Could we get some verification of which units you've tried and successfully used, John?
SHS- the red one
Ordered to test:
Should have some more results within a few weeks, wish someone else would be doing this though, I really don't have a lot of time to do thorough tests!
Cool, thanks for that John!
The red one is the 2420/2421 I reckon.
I think the majority are sitting back and waiting to hear which ones work...
[quote:zazyja4v]I think the majority are sitting back and waiting to hear which ones work...[/quote:zazyja4v]
Don't wait for me on this!
It'll be another month before I can spring for another.

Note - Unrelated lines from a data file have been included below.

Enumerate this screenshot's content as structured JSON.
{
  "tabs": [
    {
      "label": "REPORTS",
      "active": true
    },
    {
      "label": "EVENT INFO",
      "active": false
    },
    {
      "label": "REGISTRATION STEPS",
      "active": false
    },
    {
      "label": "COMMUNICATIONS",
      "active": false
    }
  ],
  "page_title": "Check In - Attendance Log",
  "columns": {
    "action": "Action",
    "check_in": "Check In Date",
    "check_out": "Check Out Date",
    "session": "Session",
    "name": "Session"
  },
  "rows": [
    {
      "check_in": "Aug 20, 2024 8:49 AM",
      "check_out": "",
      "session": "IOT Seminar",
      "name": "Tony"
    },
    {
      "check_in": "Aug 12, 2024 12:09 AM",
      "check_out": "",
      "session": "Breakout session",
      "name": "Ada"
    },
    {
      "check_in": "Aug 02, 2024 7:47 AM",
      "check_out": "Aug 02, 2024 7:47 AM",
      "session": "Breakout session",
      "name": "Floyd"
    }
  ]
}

Everyone reading this, c'mon and take a punt, grab a lock and test it and report how you go here.
We'll get through them all a lot quicker and have a decent list of what works and what doesn't!
What about the 1521 which seems to be the latest model? We use 2 of these at work and they are very good - they are the only reason why I have ordered the ring! I guess if it works most of our 25 staff will buy a ring as currently we make 20 of them use a code and not the tags.
Am happy to test but it looks like a couple of months before I'll get the ring!
To be honest I don't think we will know until you try it, all I can offer is to be persistent and test it thoroughly before letting us know how you go.
Samsung have taken a slightly liberal approach to interpreting the standards which is quite frankly pissing me off.
...because of following the NFC forum for sooooo long whilst still awaiting the shipment of my original kickstarter order... I have purchased the Samsung door lock and LOVE IT! Turns out the NFC ring can merely hold either - the unlock code or personal info - not two info-bits... Mmmmh Well, I keep snooping around in the blogs for more info, feeling like a well inforemd NFC ring geek without the very item that would make me a "fully respected" member... Until soon!
Hi @chefraphael, which model did you end up buying? The NFC ring should be good on a doorlock regardless of what is programmed onto the inlay, most doorlocks will only bother reading the UID (which is fine by me!)
I got the 2920 - looks snazy and everyone around me is now pondering to purchase one too! ha hhere is one oddity with the door lock - when programming a new NFC tag you have to "re-program" all the older ones too... hence I figgured it does not just "read" the UID...
Ah. You may have issues with the 2920 reading NTAG203. The one I have here simply does not like NTAG chips and will only function with mifare cards/fobs.
I found it's key storage design to be ridiculous, every time you enter programming mode it dumps its memory and you have to enter each key again.
You can prove to yourself that it uses UID by programming the cards into the door lock, then re-writing what's on one of the cards - it should still work with the lock fine regardless of what you've personally got stored on it.
Now for the kicker, as I figured out (I still stare at the 2920 sitting half in and half out of it's box in the dunce corner of the lounge room) the 2920 doesn't like the NFC Ring.
This would be due to it's refusal to work with NTAG203, the NFC chip which the NFC Ring is based on.